Extract the text of each entry below exactly, leaving every image behind.

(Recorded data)

= = =

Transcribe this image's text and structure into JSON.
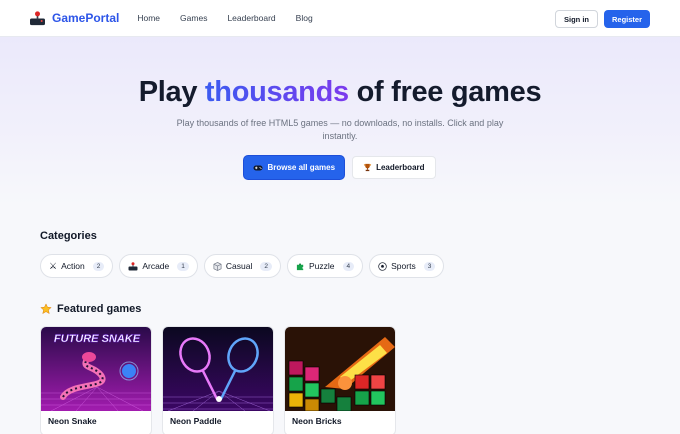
{
  "nav": {
    "brand": "GamePortal",
    "links": [
      "Home",
      "Games",
      "Leaderboard",
      "Blog"
    ],
    "sign_in": "Sign in",
    "register": "Register"
  },
  "hero": {
    "title_start": "Play ",
    "title_accent": "thousands",
    "title_end": " of free games",
    "subtitle": "Play thousands of free HTML5 games — no downloads, no installs. Click and play instantly.",
    "browse_label": "Browse all games",
    "leaderboard_label": "Leaderboard"
  },
  "categories": {
    "title": "Categories",
    "items": [
      {
        "label": "Action",
        "count": "2",
        "icon": "crossed-swords-icon"
      },
      {
        "label": "Arcade",
        "count": "1",
        "icon": "joystick-icon"
      },
      {
        "label": "Casual",
        "count": "2",
        "icon": "cube-icon"
      },
      {
        "label": "Puzzle",
        "count": "4",
        "icon": "puzzle-icon"
      },
      {
        "label": "Sports",
        "count": "3",
        "icon": "soccer-ball-icon"
      }
    ]
  },
  "featured": {
    "title": "Featured games",
    "games": [
      {
        "name": "Neon Snake",
        "thumb_text": "FUTURE SNAKE"
      },
      {
        "name": "Neon Paddle"
      },
      {
        "name": "Neon Bricks"
      }
    ]
  },
  "colors": {
    "brand": "#2d55e8",
    "primary": "#2563eb",
    "accent_gradient": [
      "#3b5bf0",
      "#7c3aed"
    ]
  }
}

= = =

_ANSWER SPACE:_
Transcribe this image's text and structure into JSON.
{
  "nav": {
    "brand": "GamePortal",
    "links": [
      "Home",
      "Games",
      "Leaderboard",
      "Blog"
    ],
    "sign_in": "Sign in",
    "register": "Register"
  },
  "hero": {
    "title_start": "Play ",
    "title_accent": "thousands",
    "title_end": " of free games",
    "subtitle": "Play thousands of free HTML5 games — no downloads, no installs. Click and play instantly.",
    "browse_label": "Browse all games",
    "leaderboard_label": "Leaderboard"
  },
  "categories": {
    "title": "Categories",
    "items": [
      {
        "label": "Action",
        "count": "2",
        "icon": "crossed-swords-icon"
      },
      {
        "label": "Arcade",
        "count": "1",
        "icon": "joystick-icon"
      },
      {
        "label": "Casual",
        "count": "2",
        "icon": "cube-icon"
      },
      {
        "label": "Puzzle",
        "count": "4",
        "icon": "puzzle-icon"
      },
      {
        "label": "Sports",
        "count": "3",
        "icon": "soccer-ball-icon"
      }
    ]
  },
  "featured": {
    "title": "Featured games",
    "games": [
      {
        "name": "Neon Snake",
        "thumb_text": "FUTURE SNAKE"
      },
      {
        "name": "Neon Paddle"
      },
      {
        "name": "Neon Bricks"
      }
    ]
  },
  "colors": {
    "brand": "#2d55e8",
    "primary": "#2563eb",
    "accent_gradient": [
      "#3b5bf0",
      "#7c3aed"
    ]
  }
}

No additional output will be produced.